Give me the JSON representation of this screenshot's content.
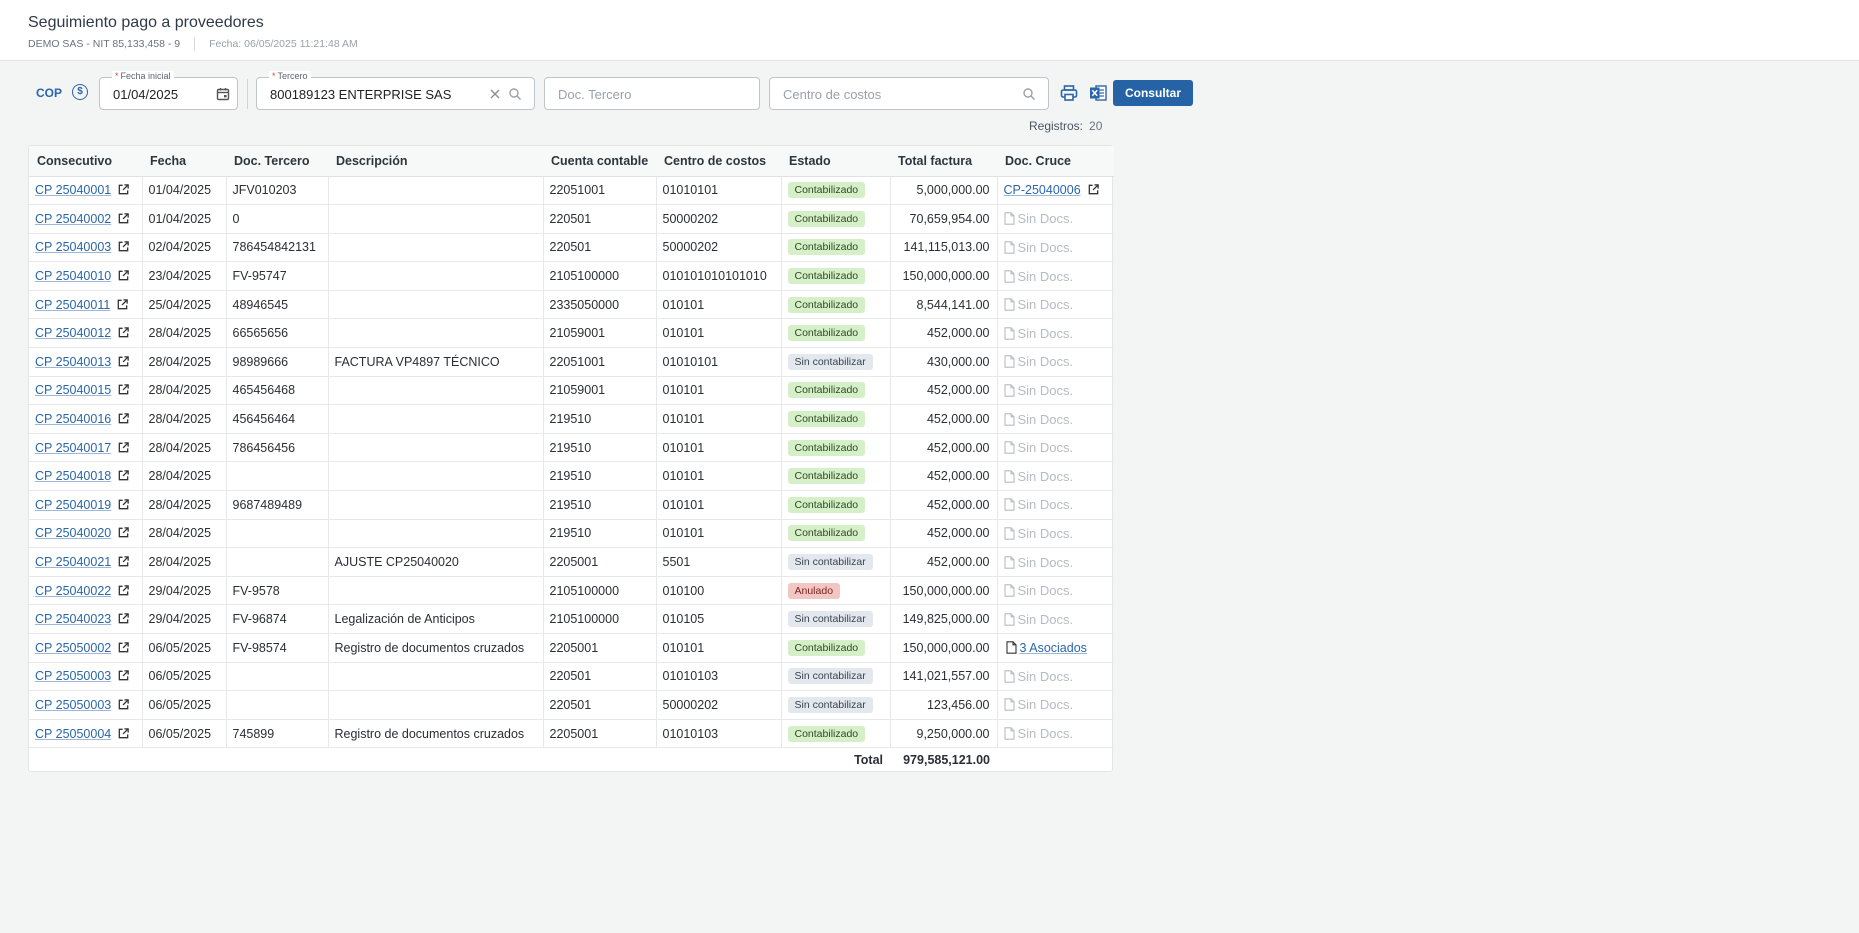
{
  "header": {
    "title": "Seguimiento pago a proveedores",
    "company": "DEMO SAS - NIT 85,133,458 - 9",
    "date": "Fecha: 06/05/2025 11:21:48 AM"
  },
  "filters": {
    "currency": "COP",
    "fecha_label": "Fecha inicial",
    "fecha_value": "01/04/2025",
    "tercero_label": "Tercero",
    "tercero_value": "800189123 ENTERPRISE SAS",
    "doc_placeholder": "Doc. Tercero",
    "cc_placeholder": "Centro de costos",
    "consultar_label": "Consultar"
  },
  "registros": {
    "label": "Registros:",
    "count": "20"
  },
  "table": {
    "columns": [
      "Consecutivo",
      "Fecha",
      "Doc. Tercero",
      "Descripción",
      "Cuenta contable",
      "Centro de costos",
      "Estado",
      "Total factura",
      "Doc. Cruce"
    ],
    "rows": [
      {
        "consecutivo": "CP 25040001",
        "fecha": "01/04/2025",
        "doc": "JFV010203",
        "desc": "",
        "cuenta": "22051001",
        "cc": "01010101",
        "estado": "Contabilizado",
        "total": "5,000,000.00",
        "cruce": "CP-25040006"
      },
      {
        "consecutivo": "CP 25040002",
        "fecha": "01/04/2025",
        "doc": "0",
        "desc": "",
        "cuenta": "220501",
        "cc": "50000202",
        "estado": "Contabilizado",
        "total": "70,659,954.00",
        "cruce": "Sin Docs."
      },
      {
        "consecutivo": "CP 25040003",
        "fecha": "02/04/2025",
        "doc": "786454842131",
        "desc": "",
        "cuenta": "220501",
        "cc": "50000202",
        "estado": "Contabilizado",
        "total": "141,115,013.00",
        "cruce": "Sin Docs."
      },
      {
        "consecutivo": "CP 25040010",
        "fecha": "23/04/2025",
        "doc": "FV-95747",
        "desc": "",
        "cuenta": "2105100000",
        "cc": "010101010101010",
        "estado": "Contabilizado",
        "total": "150,000,000.00",
        "cruce": "Sin Docs."
      },
      {
        "consecutivo": "CP 25040011",
        "fecha": "25/04/2025",
        "doc": "48946545",
        "desc": "",
        "cuenta": "2335050000",
        "cc": "010101",
        "estado": "Contabilizado",
        "total": "8,544,141.00",
        "cruce": "Sin Docs."
      },
      {
        "consecutivo": "CP 25040012",
        "fecha": "28/04/2025",
        "doc": "66565656",
        "desc": "",
        "cuenta": "21059001",
        "cc": "010101",
        "estado": "Contabilizado",
        "total": "452,000.00",
        "cruce": "Sin Docs."
      },
      {
        "consecutivo": "CP 25040013",
        "fecha": "28/04/2025",
        "doc": "98989666",
        "desc": "FACTURA VP4897 TÉCNICO",
        "cuenta": "22051001",
        "cc": "01010101",
        "estado": "Sin contabilizar",
        "total": "430,000.00",
        "cruce": "Sin Docs."
      },
      {
        "consecutivo": "CP 25040015",
        "fecha": "28/04/2025",
        "doc": "465456468",
        "desc": "",
        "cuenta": "21059001",
        "cc": "010101",
        "estado": "Contabilizado",
        "total": "452,000.00",
        "cruce": "Sin Docs."
      },
      {
        "consecutivo": "CP 25040016",
        "fecha": "28/04/2025",
        "doc": "456456464",
        "desc": "",
        "cuenta": "219510",
        "cc": "010101",
        "estado": "Contabilizado",
        "total": "452,000.00",
        "cruce": "Sin Docs."
      },
      {
        "consecutivo": "CP 25040017",
        "fecha": "28/04/2025",
        "doc": "786456456",
        "desc": "",
        "cuenta": "219510",
        "cc": "010101",
        "estado": "Contabilizado",
        "total": "452,000.00",
        "cruce": "Sin Docs."
      },
      {
        "consecutivo": "CP 25040018",
        "fecha": "28/04/2025",
        "doc": "",
        "desc": "",
        "cuenta": "219510",
        "cc": "010101",
        "estado": "Contabilizado",
        "total": "452,000.00",
        "cruce": "Sin Docs."
      },
      {
        "consecutivo": "CP 25040019",
        "fecha": "28/04/2025",
        "doc": "9687489489",
        "desc": "",
        "cuenta": "219510",
        "cc": "010101",
        "estado": "Contabilizado",
        "total": "452,000.00",
        "cruce": "Sin Docs."
      },
      {
        "consecutivo": "CP 25040020",
        "fecha": "28/04/2025",
        "doc": "",
        "desc": "",
        "cuenta": "219510",
        "cc": "010101",
        "estado": "Contabilizado",
        "total": "452,000.00",
        "cruce": "Sin Docs."
      },
      {
        "consecutivo": "CP 25040021",
        "fecha": "28/04/2025",
        "doc": "",
        "desc": "AJUSTE CP25040020",
        "cuenta": "2205001",
        "cc": "5501",
        "estado": "Sin contabilizar",
        "total": "452,000.00",
        "cruce": "Sin Docs."
      },
      {
        "consecutivo": "CP 25040022",
        "fecha": "29/04/2025",
        "doc": "FV-9578",
        "desc": "",
        "cuenta": "2105100000",
        "cc": "010100",
        "estado": "Anulado",
        "total": "150,000,000.00",
        "cruce": "Sin Docs."
      },
      {
        "consecutivo": "CP 25040023",
        "fecha": "29/04/2025",
        "doc": "FV-96874",
        "desc": "Legalización de Anticipos",
        "cuenta": "2105100000",
        "cc": "010105",
        "estado": "Sin contabilizar",
        "total": "149,825,000.00",
        "cruce": "Sin Docs."
      },
      {
        "consecutivo": "CP 25050002",
        "fecha": "06/05/2025",
        "doc": "FV-98574",
        "desc": "Registro de documentos cruzados",
        "cuenta": "2205001",
        "cc": "010101",
        "estado": "Contabilizado",
        "total": "150,000,000.00",
        "cruce": "3 Asociados"
      },
      {
        "consecutivo": "CP 25050003",
        "fecha": "06/05/2025",
        "doc": "",
        "desc": "",
        "cuenta": "220501",
        "cc": "01010103",
        "estado": "Sin contabilizar",
        "total": "141,021,557.00",
        "cruce": "Sin Docs."
      },
      {
        "consecutivo": "CP 25050003",
        "fecha": "06/05/2025",
        "doc": "",
        "desc": "",
        "cuenta": "220501",
        "cc": "50000202",
        "estado": "Sin contabilizar",
        "total": "123,456.00",
        "cruce": "Sin Docs."
      },
      {
        "consecutivo": "CP 25050004",
        "fecha": "06/05/2025",
        "doc": "745899",
        "desc": "Registro de documentos cruzados",
        "cuenta": "2205001",
        "cc": "01010103",
        "estado": "Contabilizado",
        "total": "9,250,000.00",
        "cruce": "Sin Docs."
      }
    ],
    "total_label": "Total",
    "total_value": "979,585,121.00"
  },
  "colors": {
    "accent": "#2563a6",
    "contabilizado": "#d5efc8",
    "sin_contabilizar": "#e3e8ee",
    "anulado": "#f2c6c3"
  }
}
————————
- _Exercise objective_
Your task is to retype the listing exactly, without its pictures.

- _Answer below_
Give me the JSON representation of this screenshot's content.
{
  "header": {
    "title": "Seguimiento pago a proveedores",
    "company": "DEMO SAS - NIT 85,133,458 - 9",
    "date": "Fecha: 06/05/2025 11:21:48 AM"
  },
  "filters": {
    "currency": "COP",
    "fecha_label": "Fecha inicial",
    "fecha_value": "01/04/2025",
    "tercero_label": "Tercero",
    "tercero_value": "800189123 ENTERPRISE SAS",
    "doc_placeholder": "Doc. Tercero",
    "cc_placeholder": "Centro de costos",
    "consultar_label": "Consultar"
  },
  "registros": {
    "label": "Registros:",
    "count": "20"
  },
  "table": {
    "columns": [
      "Consecutivo",
      "Fecha",
      "Doc. Tercero",
      "Descripción",
      "Cuenta contable",
      "Centro de costos",
      "Estado",
      "Total factura",
      "Doc. Cruce"
    ],
    "rows": [
      {
        "consecutivo": "CP 25040001",
        "fecha": "01/04/2025",
        "doc": "JFV010203",
        "desc": "",
        "cuenta": "22051001",
        "cc": "01010101",
        "estado": "Contabilizado",
        "total": "5,000,000.00",
        "cruce": "CP-25040006"
      },
      {
        "consecutivo": "CP 25040002",
        "fecha": "01/04/2025",
        "doc": "0",
        "desc": "",
        "cuenta": "220501",
        "cc": "50000202",
        "estado": "Contabilizado",
        "total": "70,659,954.00",
        "cruce": "Sin Docs."
      },
      {
        "consecutivo": "CP 25040003",
        "fecha": "02/04/2025",
        "doc": "786454842131",
        "desc": "",
        "cuenta": "220501",
        "cc": "50000202",
        "estado": "Contabilizado",
        "total": "141,115,013.00",
        "cruce": "Sin Docs."
      },
      {
        "consecutivo": "CP 25040010",
        "fecha": "23/04/2025",
        "doc": "FV-95747",
        "desc": "",
        "cuenta": "2105100000",
        "cc": "010101010101010",
        "estado": "Contabilizado",
        "total": "150,000,000.00",
        "cruce": "Sin Docs."
      },
      {
        "consecutivo": "CP 25040011",
        "fecha": "25/04/2025",
        "doc": "48946545",
        "desc": "",
        "cuenta": "2335050000",
        "cc": "010101",
        "estado": "Contabilizado",
        "total": "8,544,141.00",
        "cruce": "Sin Docs."
      },
      {
        "consecutivo": "CP 25040012",
        "fecha": "28/04/2025",
        "doc": "66565656",
        "desc": "",
        "cuenta": "21059001",
        "cc": "010101",
        "estado": "Contabilizado",
        "total": "452,000.00",
        "cruce": "Sin Docs."
      },
      {
        "consecutivo": "CP 25040013",
        "fecha": "28/04/2025",
        "doc": "98989666",
        "desc": "FACTURA VP4897 TÉCNICO",
        "cuenta": "22051001",
        "cc": "01010101",
        "estado": "Sin contabilizar",
        "total": "430,000.00",
        "cruce": "Sin Docs."
      },
      {
        "consecutivo": "CP 25040015",
        "fecha": "28/04/2025",
        "doc": "465456468",
        "desc": "",
        "cuenta": "21059001",
        "cc": "010101",
        "estado": "Contabilizado",
        "total": "452,000.00",
        "cruce": "Sin Docs."
      },
      {
        "consecutivo": "CP 25040016",
        "fecha": "28/04/2025",
        "doc": "456456464",
        "desc": "",
        "cuenta": "219510",
        "cc": "010101",
        "estado": "Contabilizado",
        "total": "452,000.00",
        "cruce": "Sin Docs."
      },
      {
        "consecutivo": "CP 25040017",
        "fecha": "28/04/2025",
        "doc": "786456456",
        "desc": "",
        "cuenta": "219510",
        "cc": "010101",
        "estado": "Contabilizado",
        "total": "452,000.00",
        "cruce": "Sin Docs."
      },
      {
        "consecutivo": "CP 25040018",
        "fecha": "28/04/2025",
        "doc": "",
        "desc": "",
        "cuenta": "219510",
        "cc": "010101",
        "estado": "Contabilizado",
        "total": "452,000.00",
        "cruce": "Sin Docs."
      },
      {
        "consecutivo": "CP 25040019",
        "fecha": "28/04/2025",
        "doc": "9687489489",
        "desc": "",
        "cuenta": "219510",
        "cc": "010101",
        "estado": "Contabilizado",
        "total": "452,000.00",
        "cruce": "Sin Docs."
      },
      {
        "consecutivo": "CP 25040020",
        "fecha": "28/04/2025",
        "doc": "",
        "desc": "",
        "cuenta": "219510",
        "cc": "010101",
        "estado": "Contabilizado",
        "total": "452,000.00",
        "cruce": "Sin Docs."
      },
      {
        "consecutivo": "CP 25040021",
        "fecha": "28/04/2025",
        "doc": "",
        "desc": "AJUSTE CP25040020",
        "cuenta": "2205001",
        "cc": "5501",
        "estado": "Sin contabilizar",
        "total": "452,000.00",
        "cruce": "Sin Docs."
      },
      {
        "consecutivo": "CP 25040022",
        "fecha": "29/04/2025",
        "doc": "FV-9578",
        "desc": "",
        "cuenta": "2105100000",
        "cc": "010100",
        "estado": "Anulado",
        "total": "150,000,000.00",
        "cruce": "Sin Docs."
      },
      {
        "consecutivo": "CP 25040023",
        "fecha": "29/04/2025",
        "doc": "FV-96874",
        "desc": "Legalización de Anticipos",
        "cuenta": "2105100000",
        "cc": "010105",
        "estado": "Sin contabilizar",
        "total": "149,825,000.00",
        "cruce": "Sin Docs."
      },
      {
        "consecutivo": "CP 25050002",
        "fecha": "06/05/2025",
        "doc": "FV-98574",
        "desc": "Registro de documentos cruzados",
        "cuenta": "2205001",
        "cc": "010101",
        "estado": "Contabilizado",
        "total": "150,000,000.00",
        "cruce": "3 Asociados"
      },
      {
        "consecutivo": "CP 25050003",
        "fecha": "06/05/2025",
        "doc": "",
        "desc": "",
        "cuenta": "220501",
        "cc": "01010103",
        "estado": "Sin contabilizar",
        "total": "141,021,557.00",
        "cruce": "Sin Docs."
      },
      {
        "consecutivo": "CP 25050003",
        "fecha": "06/05/2025",
        "doc": "",
        "desc": "",
        "cuenta": "220501",
        "cc": "50000202",
        "estado": "Sin contabilizar",
        "total": "123,456.00",
        "cruce": "Sin Docs."
      },
      {
        "consecutivo": "CP 25050004",
        "fecha": "06/05/2025",
        "doc": "745899",
        "desc": "Registro de documentos cruzados",
        "cuenta": "2205001",
        "cc": "01010103",
        "estado": "Contabilizado",
        "total": "9,250,000.00",
        "cruce": "Sin Docs."
      }
    ],
    "total_label": "Total",
    "total_value": "979,585,121.00"
  },
  "colors": {
    "accent": "#2563a6",
    "contabilizado": "#d5efc8",
    "sin_contabilizar": "#e3e8ee",
    "anulado": "#f2c6c3"
  }
}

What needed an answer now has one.